1. Tell us about what you do?
I manage a small team of media and communications all-rounders based in offices across regional Victoria for the state government. It’s a rolethat requires broad ranging skills across the communications spectrum and while that’s a challenge at times it’s also one of its benefits. I am based in Warrnambool (about 3.5 hours from Melbourne) at the end of the Great Ocean Road which is a fantastic part of Victoria – especially over summer!
2. When did you join IABC Victoria?
I am new to IABC joining up in late 2017. I have been aware of the organisation for many years and thought about becoming a member for a long time. I am a member of several other similar organisations and always keen to know how different groups operate.
3. Why did you become an IABC Victoria member?
Professionally for me the biggest challenge is that I live and work 3.5 hours from Melbourne and my manager and most of my peers. I have limited time, resources and access to training, networking and development opportunities.

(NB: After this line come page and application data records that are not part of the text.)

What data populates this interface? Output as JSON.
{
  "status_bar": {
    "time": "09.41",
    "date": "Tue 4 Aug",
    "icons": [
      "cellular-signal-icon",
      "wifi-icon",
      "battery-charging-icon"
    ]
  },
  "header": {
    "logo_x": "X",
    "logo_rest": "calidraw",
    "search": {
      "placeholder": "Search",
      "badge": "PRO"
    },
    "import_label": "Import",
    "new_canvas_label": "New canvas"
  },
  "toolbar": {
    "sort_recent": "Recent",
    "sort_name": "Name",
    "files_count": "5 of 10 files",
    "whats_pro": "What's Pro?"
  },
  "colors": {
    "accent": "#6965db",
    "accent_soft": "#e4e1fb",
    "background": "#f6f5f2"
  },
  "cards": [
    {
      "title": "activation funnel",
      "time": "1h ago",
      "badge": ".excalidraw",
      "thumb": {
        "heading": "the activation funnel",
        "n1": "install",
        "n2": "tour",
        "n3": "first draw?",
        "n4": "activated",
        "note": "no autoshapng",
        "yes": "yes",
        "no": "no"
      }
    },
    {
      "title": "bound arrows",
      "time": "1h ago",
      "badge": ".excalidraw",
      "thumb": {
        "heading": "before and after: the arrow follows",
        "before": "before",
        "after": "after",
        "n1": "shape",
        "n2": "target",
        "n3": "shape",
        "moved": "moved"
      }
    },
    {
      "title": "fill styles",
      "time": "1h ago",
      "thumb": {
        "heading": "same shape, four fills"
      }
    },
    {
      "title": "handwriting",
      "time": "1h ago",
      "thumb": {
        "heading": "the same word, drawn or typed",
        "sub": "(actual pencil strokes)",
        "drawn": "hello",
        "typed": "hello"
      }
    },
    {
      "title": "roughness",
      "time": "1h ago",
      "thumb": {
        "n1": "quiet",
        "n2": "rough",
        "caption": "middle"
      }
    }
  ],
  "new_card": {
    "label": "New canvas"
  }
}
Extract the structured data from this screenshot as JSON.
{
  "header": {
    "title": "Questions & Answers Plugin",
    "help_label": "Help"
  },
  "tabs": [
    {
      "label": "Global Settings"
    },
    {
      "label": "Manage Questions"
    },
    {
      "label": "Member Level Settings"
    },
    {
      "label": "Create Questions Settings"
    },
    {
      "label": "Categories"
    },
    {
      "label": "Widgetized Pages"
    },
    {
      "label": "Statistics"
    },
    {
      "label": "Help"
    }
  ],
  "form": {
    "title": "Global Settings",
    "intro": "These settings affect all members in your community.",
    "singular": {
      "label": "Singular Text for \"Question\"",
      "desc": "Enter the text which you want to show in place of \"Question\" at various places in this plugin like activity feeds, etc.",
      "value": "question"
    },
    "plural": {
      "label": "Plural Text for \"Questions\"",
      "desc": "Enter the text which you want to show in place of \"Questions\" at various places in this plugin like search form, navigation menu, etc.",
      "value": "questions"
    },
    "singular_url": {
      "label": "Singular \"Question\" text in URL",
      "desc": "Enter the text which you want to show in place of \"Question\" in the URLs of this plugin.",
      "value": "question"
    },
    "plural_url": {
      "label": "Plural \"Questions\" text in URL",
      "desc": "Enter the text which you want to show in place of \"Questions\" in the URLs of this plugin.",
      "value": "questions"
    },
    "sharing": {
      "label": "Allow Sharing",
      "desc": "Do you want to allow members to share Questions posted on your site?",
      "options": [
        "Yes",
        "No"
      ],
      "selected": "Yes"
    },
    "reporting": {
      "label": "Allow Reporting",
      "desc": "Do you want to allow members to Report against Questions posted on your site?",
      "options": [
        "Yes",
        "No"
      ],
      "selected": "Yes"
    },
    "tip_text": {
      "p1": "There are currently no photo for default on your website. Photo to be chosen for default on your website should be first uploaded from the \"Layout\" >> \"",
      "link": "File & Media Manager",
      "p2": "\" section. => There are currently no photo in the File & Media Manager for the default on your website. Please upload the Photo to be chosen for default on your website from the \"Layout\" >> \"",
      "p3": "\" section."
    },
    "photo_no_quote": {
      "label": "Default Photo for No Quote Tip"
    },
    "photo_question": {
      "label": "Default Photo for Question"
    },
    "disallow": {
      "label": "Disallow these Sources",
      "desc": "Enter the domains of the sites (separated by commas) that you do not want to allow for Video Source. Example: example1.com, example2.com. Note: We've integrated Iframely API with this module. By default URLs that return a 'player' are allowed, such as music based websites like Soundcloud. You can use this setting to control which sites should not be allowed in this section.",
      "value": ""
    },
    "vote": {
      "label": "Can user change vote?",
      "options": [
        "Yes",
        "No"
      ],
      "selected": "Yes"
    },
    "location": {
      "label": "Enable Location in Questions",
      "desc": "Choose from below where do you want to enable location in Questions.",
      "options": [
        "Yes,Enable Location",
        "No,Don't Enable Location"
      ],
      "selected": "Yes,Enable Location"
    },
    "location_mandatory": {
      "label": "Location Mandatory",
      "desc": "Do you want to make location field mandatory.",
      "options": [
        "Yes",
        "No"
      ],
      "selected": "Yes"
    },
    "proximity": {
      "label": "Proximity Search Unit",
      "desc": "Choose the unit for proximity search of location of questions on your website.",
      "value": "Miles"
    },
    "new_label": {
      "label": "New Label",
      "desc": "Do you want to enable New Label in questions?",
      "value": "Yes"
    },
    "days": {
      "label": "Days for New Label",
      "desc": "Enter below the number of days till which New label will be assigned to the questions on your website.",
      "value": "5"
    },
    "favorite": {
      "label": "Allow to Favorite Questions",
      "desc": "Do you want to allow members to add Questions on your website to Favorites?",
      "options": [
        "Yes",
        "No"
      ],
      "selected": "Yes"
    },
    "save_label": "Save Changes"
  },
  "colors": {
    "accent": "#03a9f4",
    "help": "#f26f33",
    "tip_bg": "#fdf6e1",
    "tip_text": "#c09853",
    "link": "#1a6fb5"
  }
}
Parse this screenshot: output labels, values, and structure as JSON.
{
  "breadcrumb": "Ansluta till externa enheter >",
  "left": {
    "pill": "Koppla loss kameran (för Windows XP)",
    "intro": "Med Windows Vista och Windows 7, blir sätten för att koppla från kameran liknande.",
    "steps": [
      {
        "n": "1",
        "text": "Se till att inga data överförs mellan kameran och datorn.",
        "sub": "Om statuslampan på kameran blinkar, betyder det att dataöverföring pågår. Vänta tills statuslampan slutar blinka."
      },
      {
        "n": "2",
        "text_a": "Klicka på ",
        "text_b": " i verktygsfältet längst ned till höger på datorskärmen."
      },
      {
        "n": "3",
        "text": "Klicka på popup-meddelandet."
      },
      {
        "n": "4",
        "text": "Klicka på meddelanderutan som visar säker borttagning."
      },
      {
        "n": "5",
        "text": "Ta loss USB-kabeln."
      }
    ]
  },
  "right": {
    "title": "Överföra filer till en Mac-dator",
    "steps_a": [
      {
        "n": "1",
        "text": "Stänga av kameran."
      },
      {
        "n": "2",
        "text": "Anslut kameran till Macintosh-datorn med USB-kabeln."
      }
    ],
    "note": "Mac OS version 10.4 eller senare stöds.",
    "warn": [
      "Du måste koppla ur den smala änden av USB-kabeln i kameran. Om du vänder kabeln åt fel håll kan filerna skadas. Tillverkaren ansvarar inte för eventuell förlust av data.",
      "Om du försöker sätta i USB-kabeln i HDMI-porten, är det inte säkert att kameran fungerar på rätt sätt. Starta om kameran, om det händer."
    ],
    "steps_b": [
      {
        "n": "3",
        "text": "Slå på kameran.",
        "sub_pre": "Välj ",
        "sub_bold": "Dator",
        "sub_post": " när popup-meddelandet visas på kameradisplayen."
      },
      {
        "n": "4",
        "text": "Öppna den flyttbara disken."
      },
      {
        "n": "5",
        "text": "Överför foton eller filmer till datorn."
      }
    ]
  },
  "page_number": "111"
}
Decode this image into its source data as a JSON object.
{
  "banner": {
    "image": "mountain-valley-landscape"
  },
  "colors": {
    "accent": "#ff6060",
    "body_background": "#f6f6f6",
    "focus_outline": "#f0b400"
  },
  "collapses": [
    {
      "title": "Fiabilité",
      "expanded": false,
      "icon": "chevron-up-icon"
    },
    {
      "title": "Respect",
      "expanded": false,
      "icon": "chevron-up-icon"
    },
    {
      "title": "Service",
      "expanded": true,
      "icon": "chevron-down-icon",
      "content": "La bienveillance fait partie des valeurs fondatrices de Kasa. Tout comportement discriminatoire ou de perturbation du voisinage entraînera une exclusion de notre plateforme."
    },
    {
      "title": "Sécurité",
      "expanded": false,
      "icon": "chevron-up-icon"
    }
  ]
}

Therefore being a member of professional organisations and networking through them is a key focus for me. I am keen to speak with other people in similar situations and work together with them on ways to keep regional practitioners involved.
4. What do you think is the biggest challenge facing communication professionals now and into the future?
Proving our worth at the board level. I believe there is a generally strong understanding of what we can do for an organisation, however I think there is still a perception that most people could “do” comms if required. Particularly in a government space there needs to be accountability for tax payers money and proving the worth of communications professionals needs to be quantified more than ever and seen as part of the economic bottom line. We need to prove our worth!
5. How do you think IABC Victoria can help communication professionals overcome these challenges and stay ahead of the game?
I believe there is a still work to be done to convince some executive levels of the economic benefits of good communications. To fully appreciate the skills and expertise that a good communications professional brings to their organisation and rate it next to another discipline like science or economics.
6. What advice would you give to someone who is just starting out in our profession?
Network, network, network!! Introduce yourself to people when you attend events and use all the forums available to you to seek out information and mentors to improve yourself. Read as much as you can, and not just from communications sources. Sign-up for groups and committees – people are the key to your success and fulfilment.